Using the Product Science Method to Develop Your Evidence-Based Growth Plan
There are 3 stages to developing an evidence-based growth plan with the product science method. These stages are the same whether you are launching a new product or looking to improve an existing one, although the techniques you have available may differ.
- Understand your customers
- Know your market
- Lay the foundations
Understand Your Customers
Great products and great companies are customer-obsessed. If you want to build something truly innovative, start by empathizing with your customer. The best way to do this is to talk to them – lots of them.
It goes beyond user interviews, though. In order to build something truly useful for them, you’ll need user science – the application of psychological and behavior science principles to understand and predict user behavior.
Using design thinking techniques, explore the problem space and the context that your customers inhabit when they are taking actions and making decisions. Plan qualitative, ethnographic research to help you better understand the customer. Focus on identifying their pains and ideal outcomes. Once you start to see consistency and patterns, draft your customer problem statement. What problem does the customer have that you are best positioned to solve?
Know Your Market
Once you’ve got a deep empathy for your customer, you can begin to quantify the most interesting areas. If you are looking to expand your audience, you’ll want to run some surveys with the target audience. Try to uncover how many people are like the ones you interviewed, and how deep their pain is.

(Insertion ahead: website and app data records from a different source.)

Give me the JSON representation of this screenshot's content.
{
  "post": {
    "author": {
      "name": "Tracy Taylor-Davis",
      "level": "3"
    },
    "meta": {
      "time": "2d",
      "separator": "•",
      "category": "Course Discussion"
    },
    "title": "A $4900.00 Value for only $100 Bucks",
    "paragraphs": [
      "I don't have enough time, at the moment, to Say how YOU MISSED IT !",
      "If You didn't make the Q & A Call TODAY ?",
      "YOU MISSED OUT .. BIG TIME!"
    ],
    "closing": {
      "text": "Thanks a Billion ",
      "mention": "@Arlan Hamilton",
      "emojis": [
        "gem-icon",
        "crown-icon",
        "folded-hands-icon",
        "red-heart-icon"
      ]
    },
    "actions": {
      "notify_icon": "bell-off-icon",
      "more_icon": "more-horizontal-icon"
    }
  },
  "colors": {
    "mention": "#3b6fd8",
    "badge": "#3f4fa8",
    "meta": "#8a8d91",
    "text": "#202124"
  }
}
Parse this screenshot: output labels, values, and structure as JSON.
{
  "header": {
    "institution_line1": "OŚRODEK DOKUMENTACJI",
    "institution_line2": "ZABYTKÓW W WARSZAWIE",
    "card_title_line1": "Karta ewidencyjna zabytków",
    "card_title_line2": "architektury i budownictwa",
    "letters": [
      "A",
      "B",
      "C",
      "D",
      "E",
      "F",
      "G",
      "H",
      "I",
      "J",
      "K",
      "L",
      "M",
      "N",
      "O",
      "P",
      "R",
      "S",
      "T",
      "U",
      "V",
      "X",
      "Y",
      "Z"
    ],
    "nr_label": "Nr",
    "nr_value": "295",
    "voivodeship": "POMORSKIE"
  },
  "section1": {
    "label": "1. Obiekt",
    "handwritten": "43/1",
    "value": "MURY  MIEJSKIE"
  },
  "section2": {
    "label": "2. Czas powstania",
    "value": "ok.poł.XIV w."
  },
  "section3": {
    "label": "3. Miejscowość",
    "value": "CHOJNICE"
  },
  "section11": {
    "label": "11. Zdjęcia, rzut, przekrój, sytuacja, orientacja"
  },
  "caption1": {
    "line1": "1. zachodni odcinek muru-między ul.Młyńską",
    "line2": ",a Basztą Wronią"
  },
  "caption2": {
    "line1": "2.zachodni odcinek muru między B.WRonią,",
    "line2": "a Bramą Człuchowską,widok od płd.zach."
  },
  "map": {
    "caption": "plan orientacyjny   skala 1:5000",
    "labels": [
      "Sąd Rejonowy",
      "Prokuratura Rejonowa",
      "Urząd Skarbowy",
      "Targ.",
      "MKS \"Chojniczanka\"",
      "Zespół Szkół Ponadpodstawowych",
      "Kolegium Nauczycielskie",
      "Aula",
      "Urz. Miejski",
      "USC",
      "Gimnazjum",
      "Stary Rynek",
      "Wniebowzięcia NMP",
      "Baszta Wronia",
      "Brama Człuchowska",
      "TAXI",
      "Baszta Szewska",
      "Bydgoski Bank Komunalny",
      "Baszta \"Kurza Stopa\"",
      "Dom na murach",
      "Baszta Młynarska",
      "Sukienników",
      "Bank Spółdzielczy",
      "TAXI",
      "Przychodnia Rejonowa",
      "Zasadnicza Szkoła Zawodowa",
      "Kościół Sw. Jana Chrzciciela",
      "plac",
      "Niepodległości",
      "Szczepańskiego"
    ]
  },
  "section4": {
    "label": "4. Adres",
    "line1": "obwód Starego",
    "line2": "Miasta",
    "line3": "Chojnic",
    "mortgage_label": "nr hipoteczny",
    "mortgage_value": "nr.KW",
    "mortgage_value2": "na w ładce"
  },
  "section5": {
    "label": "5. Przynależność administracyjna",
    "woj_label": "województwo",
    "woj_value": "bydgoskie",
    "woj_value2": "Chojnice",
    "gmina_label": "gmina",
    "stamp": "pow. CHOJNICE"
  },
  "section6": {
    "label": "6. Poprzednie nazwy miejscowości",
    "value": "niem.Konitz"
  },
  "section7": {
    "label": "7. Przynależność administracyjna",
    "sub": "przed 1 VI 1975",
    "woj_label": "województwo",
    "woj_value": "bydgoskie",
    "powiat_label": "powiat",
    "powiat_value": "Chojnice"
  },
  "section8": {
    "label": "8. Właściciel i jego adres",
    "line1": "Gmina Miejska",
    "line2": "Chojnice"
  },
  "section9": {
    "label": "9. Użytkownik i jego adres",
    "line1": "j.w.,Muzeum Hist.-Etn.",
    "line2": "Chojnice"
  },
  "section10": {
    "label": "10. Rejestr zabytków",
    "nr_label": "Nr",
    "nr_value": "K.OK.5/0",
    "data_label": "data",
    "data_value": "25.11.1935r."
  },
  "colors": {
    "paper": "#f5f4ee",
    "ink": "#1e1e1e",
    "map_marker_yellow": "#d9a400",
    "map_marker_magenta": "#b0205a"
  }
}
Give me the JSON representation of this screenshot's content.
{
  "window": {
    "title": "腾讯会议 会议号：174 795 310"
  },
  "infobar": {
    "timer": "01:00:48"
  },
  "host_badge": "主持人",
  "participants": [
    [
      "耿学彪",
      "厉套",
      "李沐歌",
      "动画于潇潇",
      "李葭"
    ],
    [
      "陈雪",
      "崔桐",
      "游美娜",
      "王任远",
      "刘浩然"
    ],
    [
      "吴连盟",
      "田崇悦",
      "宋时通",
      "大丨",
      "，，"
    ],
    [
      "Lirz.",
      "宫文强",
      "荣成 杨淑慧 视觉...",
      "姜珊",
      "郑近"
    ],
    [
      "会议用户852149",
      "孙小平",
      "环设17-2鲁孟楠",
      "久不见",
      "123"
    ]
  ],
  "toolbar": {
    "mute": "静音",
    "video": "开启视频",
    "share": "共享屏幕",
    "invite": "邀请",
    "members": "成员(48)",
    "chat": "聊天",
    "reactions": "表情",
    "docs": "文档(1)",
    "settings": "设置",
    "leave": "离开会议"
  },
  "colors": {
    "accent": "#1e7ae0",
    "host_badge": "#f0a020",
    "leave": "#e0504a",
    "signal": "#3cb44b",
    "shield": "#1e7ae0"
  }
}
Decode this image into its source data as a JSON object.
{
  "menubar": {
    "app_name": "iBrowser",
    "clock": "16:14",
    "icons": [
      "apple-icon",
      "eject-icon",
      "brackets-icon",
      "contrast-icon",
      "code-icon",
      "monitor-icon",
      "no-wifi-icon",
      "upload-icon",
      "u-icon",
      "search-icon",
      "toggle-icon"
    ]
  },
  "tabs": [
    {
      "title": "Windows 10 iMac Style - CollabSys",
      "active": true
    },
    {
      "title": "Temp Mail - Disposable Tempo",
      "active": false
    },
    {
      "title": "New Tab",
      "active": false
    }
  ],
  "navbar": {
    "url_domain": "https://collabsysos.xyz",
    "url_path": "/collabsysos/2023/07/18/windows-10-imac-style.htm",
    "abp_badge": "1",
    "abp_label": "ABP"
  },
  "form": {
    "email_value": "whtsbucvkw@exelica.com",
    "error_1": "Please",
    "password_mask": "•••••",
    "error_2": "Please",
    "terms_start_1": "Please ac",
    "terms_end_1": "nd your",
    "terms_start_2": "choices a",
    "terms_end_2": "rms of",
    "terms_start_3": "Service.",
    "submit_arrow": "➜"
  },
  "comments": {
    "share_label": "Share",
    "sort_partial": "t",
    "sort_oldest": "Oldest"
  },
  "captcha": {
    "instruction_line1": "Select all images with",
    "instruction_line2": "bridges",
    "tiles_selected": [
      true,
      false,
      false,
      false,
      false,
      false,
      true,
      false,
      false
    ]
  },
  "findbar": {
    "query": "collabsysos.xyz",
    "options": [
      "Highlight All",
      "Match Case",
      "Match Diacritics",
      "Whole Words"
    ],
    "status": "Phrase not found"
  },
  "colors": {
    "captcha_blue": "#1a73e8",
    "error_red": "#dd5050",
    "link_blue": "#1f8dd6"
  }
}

If you’ve got an existing product, this is when you start to mine the data for golden insights. Key to this is segmentation. Don’t just look at averages – find useful ways to segment the data, and then compare the behaviors and metrics across groups. What stands out?
You also want to understand the competitive landscape. What are the key strengths and weaknesses of the other offerings. Where do you have a competitive advantage?
Once you’ve done this research, synthesize it into a form that will communicate the vision and goals to the people who will be developing the solutions. Focus on communicating the problem to be solved and the desired outcomes, rather than the specific features or designs.
Lay the Foundations
Next, you’ll want to lay the foundations for the product you will build. What do you need to know about the growth plan to get a team started on it? Run a design studio to identify potential solutions, and choose a couple of ideas to develop further. What designs or features might be involved? What technologies might be needed?
Then craft an outcome-based roadmap that delivers value by focusing on driving a particular outcome for a particular customer segment. This is essentially a series of product-market fits that defines a plausible plan to realize the big vision. Clearly communicate key metrics and make sure the team has the tools and support they’ll need to be successful.
If you’ve involved the team in the process up until now, they are probably feeling excited and motivated by the growth strategy that you’ve developed together. Now you’ll want to make sure they have continuous improvement processes in place to put them on a self-correcting course. Using lean startup and agile processes, the team should be continually talking to customers, testing hypotheses, designing usable and feasible solutions, and measuring outcomes.
Along the way, use retrospectives, design studios, workshops, and sprints to continuously refine the product strategy, design, and engineering plans. Involve stakeholders early and often, using Built Learned Planning Demos to build trust and show off your evidence-based product decisions. You’ll be on your way to a continuous product discovery practice, a learning-focused culture, and a high-growth product!
Want some help getting started?
I’ve put together a live online course to take product managers and startup founders through the process in as little as an hour a week. I’ll walk you through the exercises I use with my clients and give you a chance to work through them for your own product. Learn more about it here.